From classroom parties and Trunk-or-Treats to ghosts and goblins knocking on your door, Halloween puts snacking front and center. But for youngsters on restricted diets, the holiday’s focus on foods they can’t eat puts a big damper on trick-or-treat fun.
One in 13 U.S. children has a food allergy. That’s about two kids per classroom. For many, just touching the wrong food causes hives and the smallest taste can be life-threatening. Other students have different health needs that require a special diet, including diabetes, celiac disease and many digestive disorders. Like every other child, these children deserve a fun, inclusive Halloween.
Join the Teal Pumpkin Project to make Halloween happy and safe for all children—including those who can’t eat a chocolate or candy treat.
Why teal? Teal is the color of food allergy awareness. When you display a teal pumpkin (or a Teal Pumpkin Project sign), you’re letting kids and their families know that you have non-food goodies to share.
Launched by Food Allergy Research & Education in 2014, the purpose of the Teal Pumpkin Project is inclusion. Here are the benefits:
- You don’t need to choose between offering either snacks or trinkets, so long as the food and non-food treats are kept in separate bowls.
- Toys and prizes won’t go to waste, since they’re popular even with kids who love candy.
- Some of these kid-friendly items are useful as well—such as glow sticks and glow jewelry that make trick-or-treaters easier to see at night or Halloween-themed pencils and erasers that come in handy as spare school supplies.

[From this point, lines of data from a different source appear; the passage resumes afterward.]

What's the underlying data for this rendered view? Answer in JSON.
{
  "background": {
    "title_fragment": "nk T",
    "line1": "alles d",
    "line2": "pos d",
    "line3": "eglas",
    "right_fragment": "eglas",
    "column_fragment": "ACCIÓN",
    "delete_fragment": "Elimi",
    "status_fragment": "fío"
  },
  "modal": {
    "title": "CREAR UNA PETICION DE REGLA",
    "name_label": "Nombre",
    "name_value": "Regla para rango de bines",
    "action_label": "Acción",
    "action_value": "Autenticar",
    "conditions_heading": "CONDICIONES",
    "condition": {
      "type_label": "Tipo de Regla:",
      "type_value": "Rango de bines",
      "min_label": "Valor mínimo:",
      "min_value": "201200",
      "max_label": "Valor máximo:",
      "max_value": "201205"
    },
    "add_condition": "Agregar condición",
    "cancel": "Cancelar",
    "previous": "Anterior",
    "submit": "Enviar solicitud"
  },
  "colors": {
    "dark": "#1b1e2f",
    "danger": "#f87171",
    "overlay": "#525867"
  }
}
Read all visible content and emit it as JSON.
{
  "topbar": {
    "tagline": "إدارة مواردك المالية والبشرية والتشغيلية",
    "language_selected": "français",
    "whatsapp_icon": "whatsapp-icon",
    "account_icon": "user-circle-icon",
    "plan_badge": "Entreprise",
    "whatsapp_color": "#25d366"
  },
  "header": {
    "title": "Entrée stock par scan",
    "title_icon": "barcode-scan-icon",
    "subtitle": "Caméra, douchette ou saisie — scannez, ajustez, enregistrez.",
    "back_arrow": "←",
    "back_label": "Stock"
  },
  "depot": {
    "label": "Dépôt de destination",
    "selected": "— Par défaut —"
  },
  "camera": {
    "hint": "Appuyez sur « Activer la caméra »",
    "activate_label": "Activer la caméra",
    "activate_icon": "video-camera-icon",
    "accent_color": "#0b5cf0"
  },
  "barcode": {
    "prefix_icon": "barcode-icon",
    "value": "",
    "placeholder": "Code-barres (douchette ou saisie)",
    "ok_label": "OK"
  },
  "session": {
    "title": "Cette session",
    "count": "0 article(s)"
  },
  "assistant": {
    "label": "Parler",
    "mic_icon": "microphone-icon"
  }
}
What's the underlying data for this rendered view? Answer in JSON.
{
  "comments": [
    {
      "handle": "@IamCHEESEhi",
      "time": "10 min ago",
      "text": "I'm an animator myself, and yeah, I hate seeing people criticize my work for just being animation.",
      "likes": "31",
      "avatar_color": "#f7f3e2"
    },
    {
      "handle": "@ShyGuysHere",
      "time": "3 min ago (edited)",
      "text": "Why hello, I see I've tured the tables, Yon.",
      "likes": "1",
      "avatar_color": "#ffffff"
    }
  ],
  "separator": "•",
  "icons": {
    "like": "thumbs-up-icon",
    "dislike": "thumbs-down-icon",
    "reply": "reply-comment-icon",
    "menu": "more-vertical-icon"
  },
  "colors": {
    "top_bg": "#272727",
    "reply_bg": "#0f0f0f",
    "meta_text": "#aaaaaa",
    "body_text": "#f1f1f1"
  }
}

Whether your pumpkin comes from a farm or a craft store, painting it teal combines creative play with a lesson in empathy. Decorating a teal pumpkin or coloring an activity sheet reminds kids that while some classmates may not be able to eat some candies, we can include them in the fun by offering treats that are safe for them. We can trick-or-treat others the way we would want to be treated.
The 2016 goal of the Teal Pumpkin Project is for at least one home on every block to stock up on non-food treats and welcome all trick-or-treaters with a beautiful teal pumpkin. We hope this Halloween, children with food allergies and other restrictive diets will spot a teal pumpkin on your doorstep or in your school Halloween festivities, and smile.
For more info—including links to free resources to help create a happier, safer Halloween for all—visit TealPumpkinProject.org.
Lois A. Witkop is Chief Advancement Officer for Food Allergy Research & Education. She is proud mom to two teens and is a parent member of the Robinson Secondary School PTSA in Fairfax, Va.